BBC Homepage World Service Education
BBC Homepagelow graphics version | feedback | help
BBC News Online
 You are in: World: Asia-Pacific
Front Page 
Middle East 
South Asia 
From Our Own Correspondent 
Letter From America 
UK Politics 
Talking Point 
In Depth 

The BBC's Red Harrison in Sydney
"Mr Howard says he has long shared Mr Bush's view "
 real 28k

Sunday, 15 April, 2001, 23:06 GMT 00:06 UK
Australia gives up on Kyoto
A stated goal was the fight against global warming
Australia's environment minister has said that the Kyoto climate-change accord can not succeed without United States support, and suggested using it as a framework to negotiate a new treaty.

"I don't think Kyoto can last without the US," Senator Robert Hill said.

The world's got a pretty simple choice here - it's between President Bush and our grandchildren

Senator Bob Brown Australian Green party
US President George W Bush indicated last month that he would not support Kyoto for fear it would hurt the US economy.

The Australian announcement drew immediate criticism from an international gathering of Green party members in Canberra, the country's capital.

"The world's got a pretty simple choice here.

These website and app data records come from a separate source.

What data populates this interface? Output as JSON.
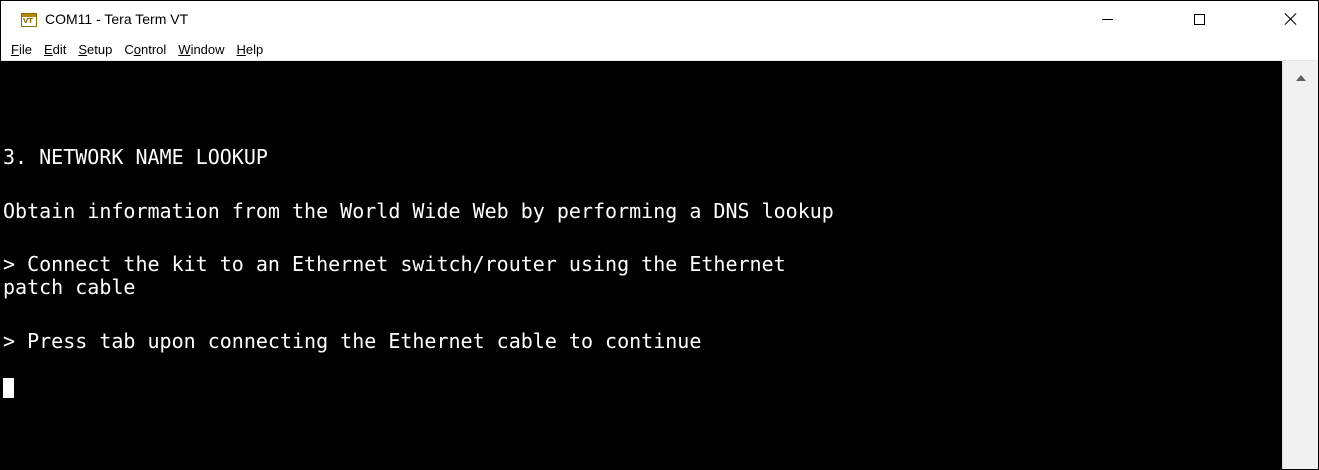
{
  "window": {
    "title": "COM11 - Tera Term VT",
    "icon": "tera-term-vt-icon",
    "icon_text": "VT",
    "controls": {
      "minimize": "minimize-icon",
      "maximize": "maximize-icon",
      "close": "close-icon"
    }
  },
  "menu": {
    "items": [
      {
        "first": "F",
        "rest": "ile",
        "pre": ""
      },
      {
        "first": "E",
        "rest": "dit",
        "pre": ""
      },
      {
        "first": "S",
        "rest": "etup",
        "pre": ""
      },
      {
        "pre": "C",
        "first": "o",
        "rest": "ntrol"
      },
      {
        "first": "W",
        "rest": "indow",
        "pre": ""
      },
      {
        "first": "H",
        "rest": "elp",
        "pre": ""
      }
    ]
  },
  "terminal": {
    "lines": [
      "3. NETWORK NAME LOOKUP",
      "Obtain information from the World Wide Web by performing a DNS lookup",
      "> Connect the kit to an Ethernet switch/router using the Ethernet",
      "patch cable",
      "> Press tab upon connecting the Ethernet cable to continue"
    ],
    "colors": {
      "background": "#000000",
      "foreground": "#ffffff"
    }
  },
  "scrollbar": {
    "up_icon": "chevron-up-icon"
  }
}
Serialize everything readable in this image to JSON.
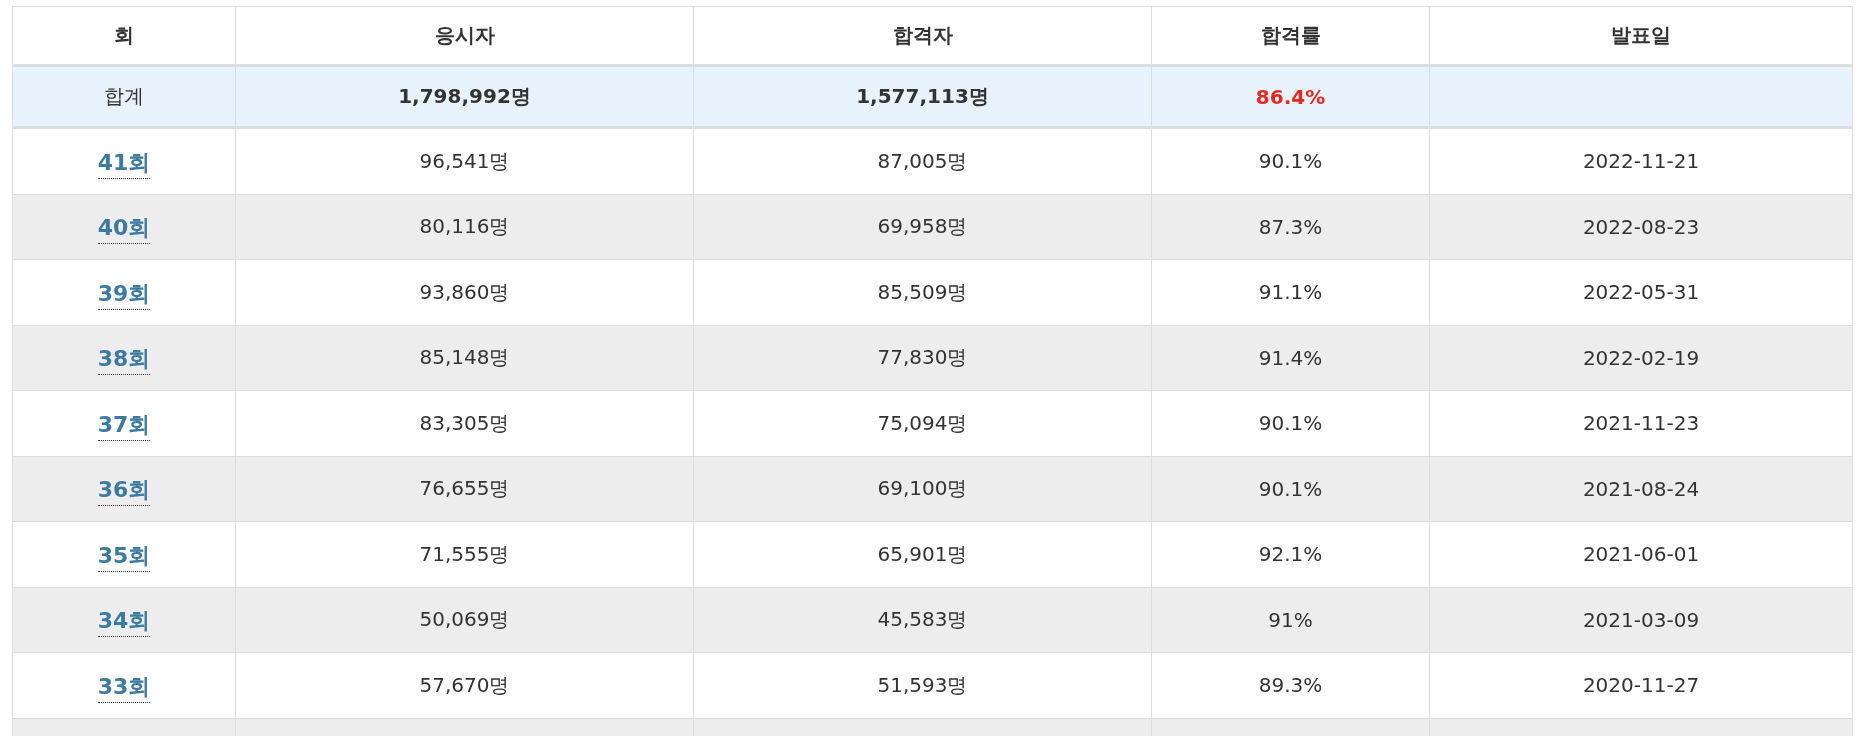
{
  "table": {
    "columns": [
      "회",
      "응시자",
      "합격자",
      "합격률",
      "발표일"
    ],
    "total": {
      "label": "합계",
      "applicants": "1,798,992명",
      "passers": "1,577,113명",
      "rate": "86.4%"
    },
    "rows": [
      {
        "round": "41회",
        "applicants": "96,541명",
        "passers": "87,005명",
        "rate": "90.1%",
        "date": "2022-11-21"
      },
      {
        "round": "40회",
        "applicants": "80,116명",
        "passers": "69,958명",
        "rate": "87.3%",
        "date": "2022-08-23"
      },
      {
        "round": "39회",
        "applicants": "93,860명",
        "passers": "85,509명",
        "rate": "91.1%",
        "date": "2022-05-31"
      },
      {
        "round": "38회",
        "applicants": "85,148명",
        "passers": "77,830명",
        "rate": "91.4%",
        "date": "2022-02-19"
      },
      {
        "round": "37회",
        "applicants": "83,305명",
        "passers": "75,094명",
        "rate": "90.1%",
        "date": "2021-11-23"
      },
      {
        "round": "36회",
        "applicants": "76,655명",
        "passers": "69,100명",
        "rate": "90.1%",
        "date": "2021-08-24"
      },
      {
        "round": "35회",
        "applicants": "71,555명",
        "passers": "65,901명",
        "rate": "92.1%",
        "date": "2021-06-01"
      },
      {
        "round": "34회",
        "applicants": "50,069명",
        "passers": "45,583명",
        "rate": "91%",
        "date": "2021-03-09"
      },
      {
        "round": "33회",
        "applicants": "57,670명",
        "passers": "51,593명",
        "rate": "89.3%",
        "date": "2020-11-27"
      }
    ]
  }
}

It's between President Bush and our grandchildren," said Australian Senator Bob Brown, the conference host.

He said it was clear that Australian Prime Minister John Howard had "chosen President Bush".

Following US lead

But Senator Hill said Australia had always said it would not ratify the 1997 Kyoto accord before the US.

He said the Kyoto accord should become the framework for a future climate-change treaty "because the problem is not going to go away".

George W Bush
Bush: Told to reverse his decision to reject Kyoto
To have force of law, the accord must be ratified by 55 countries that produce 55% of global greenhouse emissions, which many scientists believe contribute to climate change.

The US produces 25% of the world's greenhouse emissions.

President Bush said he opposed the treaty for economic reasons and because it did not include developing countries.

In fact, the Kyoto accord commits developing countries to legally binding emissions targets. Several developing countries have ratified the accord, while no industrialised nations have done so.

Green conference

The row between Australia's Greens and government came as Green party delegates from more than 60 countries, in Australia for their first ever international conference, discussed a possible boycott of US oil companies.

Mr Brown told the BBC that President Bush's stance on the Kyoto agreement was influenced by the oil companies.

US Vice President Dick Cheney
Mr Bush and his vice-president are both oil men
He said the conference aimed to challenge the growing international influence of major corporations.

International environmental group Greenpeace is said to be leading the initiative.

It has given US oil companies 10 days to detach themselves from the Bush decision, according to European Greens Secretary-General, Arnold Cassola.

Green parties exist in more than 80 countries, and have seats in 29 national parliaments.

They are participants in coalition governments in Germany, France, Italy, Belgium, Finland, Slovenia and Mexico.

Search BBC News Online

Advanced search options
Launch console
See also:

15 Apr 01 | Asia-Pacific
Greens contemplate US oil boycott
13 Apr 01 | UK Politics
Blair urged to tackle Bush over Kyoto
09 Apr 01 | Music
Sting slates Bush over Kyoto
25 Nov 00 | Sci/Tech
Analysis: What next?
28 Mar 01 | Sci/Tech
US blow to Kyoto hopes
30 Mar 01 | Americas
Kyoto: Why did the US pull out?
Internet links:

The BBC is not responsible for the content of external internet sites

Links to more Asia-Pacific stories are at the foot of the page.

E-mail this story to a friend

Links to more Asia-Pacific stories